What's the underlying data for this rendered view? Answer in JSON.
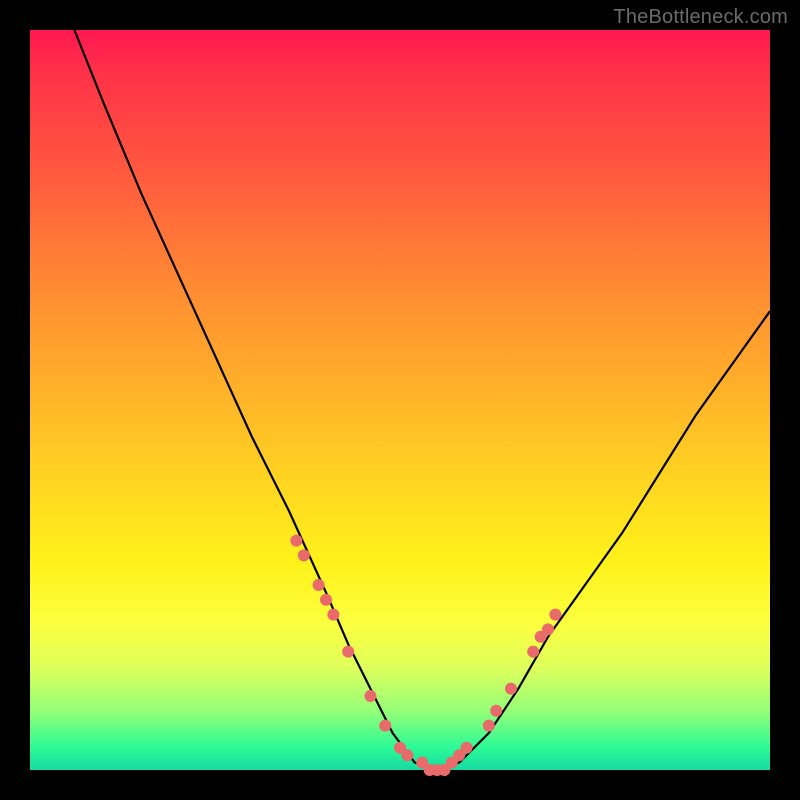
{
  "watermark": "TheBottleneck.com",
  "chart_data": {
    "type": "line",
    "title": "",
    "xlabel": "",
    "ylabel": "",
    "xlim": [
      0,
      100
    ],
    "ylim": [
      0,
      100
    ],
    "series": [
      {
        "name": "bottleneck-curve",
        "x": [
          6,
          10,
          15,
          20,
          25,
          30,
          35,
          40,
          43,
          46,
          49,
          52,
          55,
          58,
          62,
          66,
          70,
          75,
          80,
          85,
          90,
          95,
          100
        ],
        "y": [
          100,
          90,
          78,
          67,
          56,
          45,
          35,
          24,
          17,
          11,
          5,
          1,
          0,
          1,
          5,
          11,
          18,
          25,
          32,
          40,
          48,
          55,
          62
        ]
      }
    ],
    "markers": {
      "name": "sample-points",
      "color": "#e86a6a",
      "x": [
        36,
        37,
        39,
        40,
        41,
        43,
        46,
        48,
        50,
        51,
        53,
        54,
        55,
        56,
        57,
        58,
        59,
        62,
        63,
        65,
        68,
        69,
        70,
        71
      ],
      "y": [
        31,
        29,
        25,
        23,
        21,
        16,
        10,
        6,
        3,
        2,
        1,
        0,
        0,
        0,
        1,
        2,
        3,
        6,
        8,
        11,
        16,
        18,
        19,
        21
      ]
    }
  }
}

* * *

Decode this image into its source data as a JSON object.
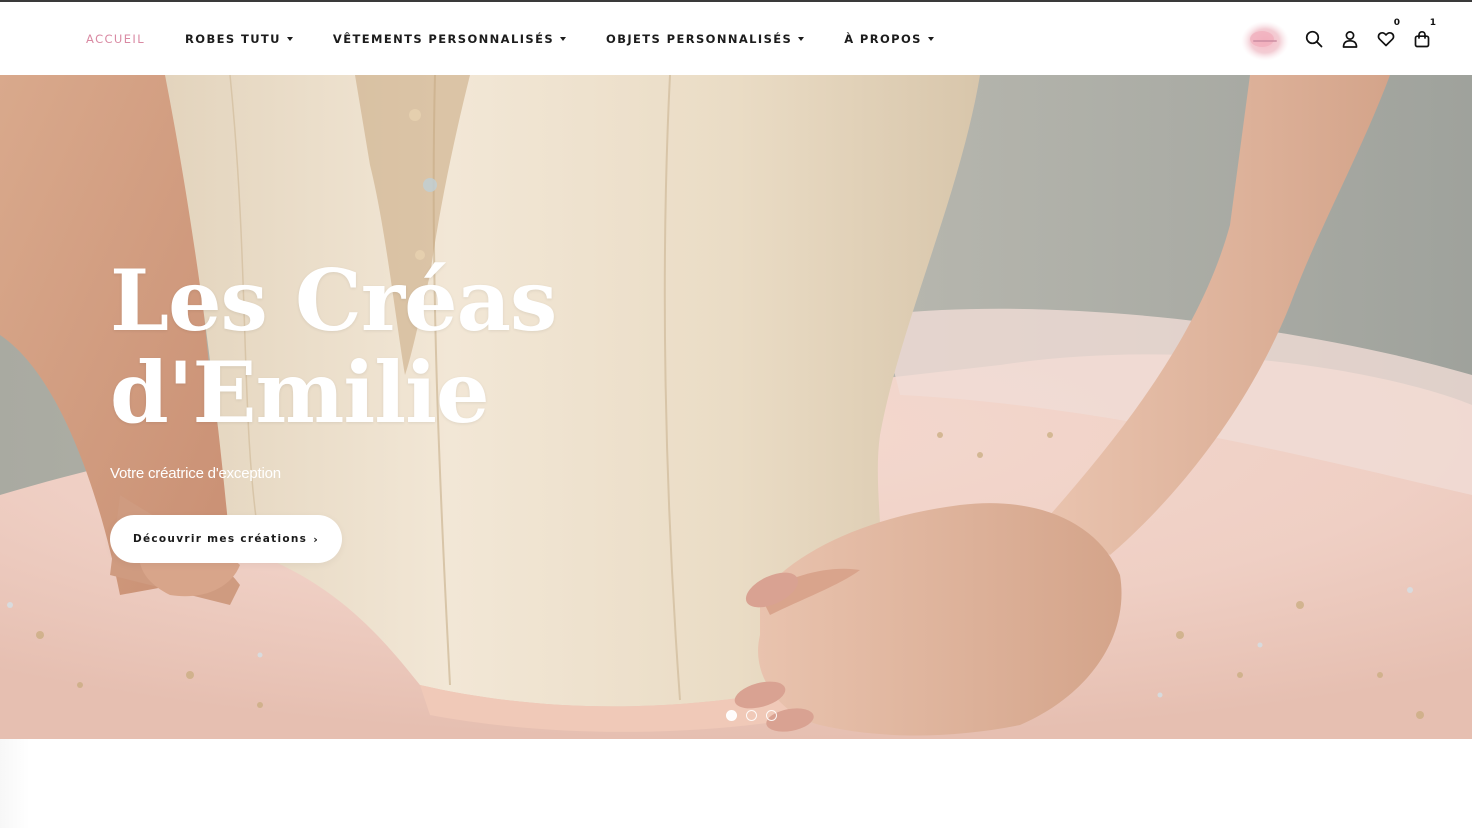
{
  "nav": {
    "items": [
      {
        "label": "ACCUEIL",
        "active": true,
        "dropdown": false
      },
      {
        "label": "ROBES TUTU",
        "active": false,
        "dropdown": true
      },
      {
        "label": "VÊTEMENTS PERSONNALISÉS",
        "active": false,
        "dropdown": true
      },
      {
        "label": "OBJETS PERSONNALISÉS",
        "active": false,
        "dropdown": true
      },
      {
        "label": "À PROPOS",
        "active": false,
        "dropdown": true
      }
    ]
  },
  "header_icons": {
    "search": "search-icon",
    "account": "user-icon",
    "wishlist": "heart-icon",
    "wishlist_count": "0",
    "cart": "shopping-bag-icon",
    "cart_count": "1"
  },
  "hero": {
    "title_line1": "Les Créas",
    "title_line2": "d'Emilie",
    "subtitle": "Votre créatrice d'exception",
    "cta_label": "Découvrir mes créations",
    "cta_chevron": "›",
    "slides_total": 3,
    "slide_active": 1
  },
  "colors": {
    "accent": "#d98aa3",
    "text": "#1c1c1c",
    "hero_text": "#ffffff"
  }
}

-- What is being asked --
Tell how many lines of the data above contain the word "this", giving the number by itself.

-- Answer for the task --
2